Reviewed for Outline Magazine

Nick Cave isn’t a man known for his upbeat persona, and the new Bad Seeds album takes his introspective sombre symbolism to another level.

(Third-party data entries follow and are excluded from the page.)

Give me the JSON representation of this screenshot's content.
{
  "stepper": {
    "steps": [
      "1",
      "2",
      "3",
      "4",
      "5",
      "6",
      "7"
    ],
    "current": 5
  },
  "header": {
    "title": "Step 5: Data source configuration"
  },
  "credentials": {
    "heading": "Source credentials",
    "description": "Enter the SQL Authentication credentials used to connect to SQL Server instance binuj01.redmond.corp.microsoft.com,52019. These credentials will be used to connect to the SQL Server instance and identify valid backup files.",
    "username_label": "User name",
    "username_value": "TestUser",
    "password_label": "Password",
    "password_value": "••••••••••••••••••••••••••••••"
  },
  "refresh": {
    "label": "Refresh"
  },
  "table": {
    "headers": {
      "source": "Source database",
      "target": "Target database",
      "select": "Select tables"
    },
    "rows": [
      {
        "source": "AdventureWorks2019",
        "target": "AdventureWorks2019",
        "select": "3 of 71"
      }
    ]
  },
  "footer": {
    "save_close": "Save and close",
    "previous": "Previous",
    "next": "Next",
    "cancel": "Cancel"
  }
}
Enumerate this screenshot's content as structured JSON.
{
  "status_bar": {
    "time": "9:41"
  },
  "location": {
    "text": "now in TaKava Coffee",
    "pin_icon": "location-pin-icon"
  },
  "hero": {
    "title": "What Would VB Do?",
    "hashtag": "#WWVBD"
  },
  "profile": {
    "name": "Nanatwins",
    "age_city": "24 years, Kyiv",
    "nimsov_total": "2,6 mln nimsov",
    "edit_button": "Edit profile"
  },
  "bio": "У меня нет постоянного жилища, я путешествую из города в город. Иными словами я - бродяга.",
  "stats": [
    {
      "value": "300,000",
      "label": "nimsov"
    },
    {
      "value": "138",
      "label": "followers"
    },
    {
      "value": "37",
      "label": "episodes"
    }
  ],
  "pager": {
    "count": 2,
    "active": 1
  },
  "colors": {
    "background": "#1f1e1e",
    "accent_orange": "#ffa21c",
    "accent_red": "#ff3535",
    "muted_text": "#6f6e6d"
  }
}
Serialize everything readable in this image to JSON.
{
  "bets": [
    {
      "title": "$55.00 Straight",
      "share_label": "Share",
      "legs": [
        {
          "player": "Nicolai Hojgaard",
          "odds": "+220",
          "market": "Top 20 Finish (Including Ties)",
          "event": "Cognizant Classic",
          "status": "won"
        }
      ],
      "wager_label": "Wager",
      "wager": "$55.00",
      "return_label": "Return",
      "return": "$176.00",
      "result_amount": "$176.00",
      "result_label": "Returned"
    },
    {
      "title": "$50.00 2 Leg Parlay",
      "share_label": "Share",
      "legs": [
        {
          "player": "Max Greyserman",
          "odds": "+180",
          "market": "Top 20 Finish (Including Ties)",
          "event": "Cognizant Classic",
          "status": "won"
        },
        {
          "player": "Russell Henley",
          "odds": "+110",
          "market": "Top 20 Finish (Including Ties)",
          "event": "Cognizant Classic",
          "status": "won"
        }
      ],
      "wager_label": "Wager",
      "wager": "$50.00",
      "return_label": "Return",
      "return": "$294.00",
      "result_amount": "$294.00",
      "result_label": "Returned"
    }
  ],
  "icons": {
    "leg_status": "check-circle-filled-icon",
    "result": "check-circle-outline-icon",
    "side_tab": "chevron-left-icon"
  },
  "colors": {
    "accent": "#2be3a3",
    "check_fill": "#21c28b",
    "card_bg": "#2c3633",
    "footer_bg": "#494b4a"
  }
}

Skeleton Tree isn’t a melancholy album, or a depressing album. This is an album made from the sounds of a man’s heart breaking. It’s almost too personal to review, like violating a trust by even trying to dissect it. Even thinking of it as an album seems dismissive of the emotion behind its creation. The songs are more like dirges; Cave doesn’t sing all the lines, preferring to speak them in his gravel-tone instead, and when he does sing it hurts the heart. Backed by a lonely piano, with synths and noises that sound like emptiness, this collection of eight tracks is the diary of Cave trying to accept loss, and instead being overwhelmed by hopelessness. It’s not easy listening, especially knowing the grief that permeates each song, and certainly won’t be for everyone. What it is, however, is beautifully bleak and heartbreakingly sincere.